What is being asked:
Output exactly the lines spanning from the line containing "Transcribe this image's" to the last line of the entries, inclusive.

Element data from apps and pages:

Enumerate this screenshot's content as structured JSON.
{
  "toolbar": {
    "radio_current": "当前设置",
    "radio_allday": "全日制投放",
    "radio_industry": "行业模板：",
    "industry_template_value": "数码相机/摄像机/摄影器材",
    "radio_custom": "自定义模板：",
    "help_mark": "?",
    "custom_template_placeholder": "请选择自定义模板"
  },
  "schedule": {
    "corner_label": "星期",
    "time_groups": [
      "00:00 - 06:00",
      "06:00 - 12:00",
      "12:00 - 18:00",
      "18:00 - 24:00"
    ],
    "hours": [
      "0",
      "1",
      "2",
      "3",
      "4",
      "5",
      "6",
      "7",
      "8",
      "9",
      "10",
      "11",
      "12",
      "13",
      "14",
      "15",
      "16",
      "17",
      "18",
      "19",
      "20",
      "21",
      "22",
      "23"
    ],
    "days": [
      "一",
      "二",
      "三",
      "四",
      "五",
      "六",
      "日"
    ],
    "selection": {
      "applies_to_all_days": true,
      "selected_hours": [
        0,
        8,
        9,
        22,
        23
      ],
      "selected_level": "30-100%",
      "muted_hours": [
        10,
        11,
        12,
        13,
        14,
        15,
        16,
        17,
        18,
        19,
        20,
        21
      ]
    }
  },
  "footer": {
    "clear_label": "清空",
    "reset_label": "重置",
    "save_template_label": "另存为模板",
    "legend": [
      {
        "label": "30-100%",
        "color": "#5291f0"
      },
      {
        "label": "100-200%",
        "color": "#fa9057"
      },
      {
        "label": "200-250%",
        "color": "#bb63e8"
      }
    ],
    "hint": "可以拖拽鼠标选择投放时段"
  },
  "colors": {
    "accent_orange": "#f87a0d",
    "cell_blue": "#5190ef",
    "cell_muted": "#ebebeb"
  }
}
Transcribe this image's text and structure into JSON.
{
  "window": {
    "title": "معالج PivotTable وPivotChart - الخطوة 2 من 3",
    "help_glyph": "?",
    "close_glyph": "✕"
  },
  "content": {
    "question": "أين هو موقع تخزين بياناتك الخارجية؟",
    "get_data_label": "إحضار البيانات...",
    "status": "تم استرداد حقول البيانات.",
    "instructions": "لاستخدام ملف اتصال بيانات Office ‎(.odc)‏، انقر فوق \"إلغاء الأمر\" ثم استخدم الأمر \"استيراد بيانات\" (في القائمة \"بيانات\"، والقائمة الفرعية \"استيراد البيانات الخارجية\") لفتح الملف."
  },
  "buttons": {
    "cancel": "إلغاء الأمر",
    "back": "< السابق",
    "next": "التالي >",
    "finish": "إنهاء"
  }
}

Answer to the problem:
Transcribe this image's text and structure into JSON.
{
  "window": {
    "title": "معالج PivotTable وPivotChart - الخطوة 2 من 3",
    "help_glyph": "?",
    "close_glyph": "✕"
  },
  "content": {
    "question": "أين هو موقع تخزين بياناتك الخارجية؟",
    "get_data_label": "إحضار البيانات...",
    "status": "تم استرداد حقول البيانات.",
    "instructions": "لاستخدام ملف اتصال بيانات Office ‎(.odc)‏، انقر فوق \"إلغاء الأمر\" ثم استخدم الأمر \"استيراد بيانات\" (في القائمة \"بيانات\"، والقائمة الفرعية \"استيراد البيانات الخارجية\") لفتح الملف."
  },
  "buttons": {
    "cancel": "إلغاء الأمر",
    "back": "< السابق",
    "next": "التالي >",
    "finish": "إنهاء"
  }
}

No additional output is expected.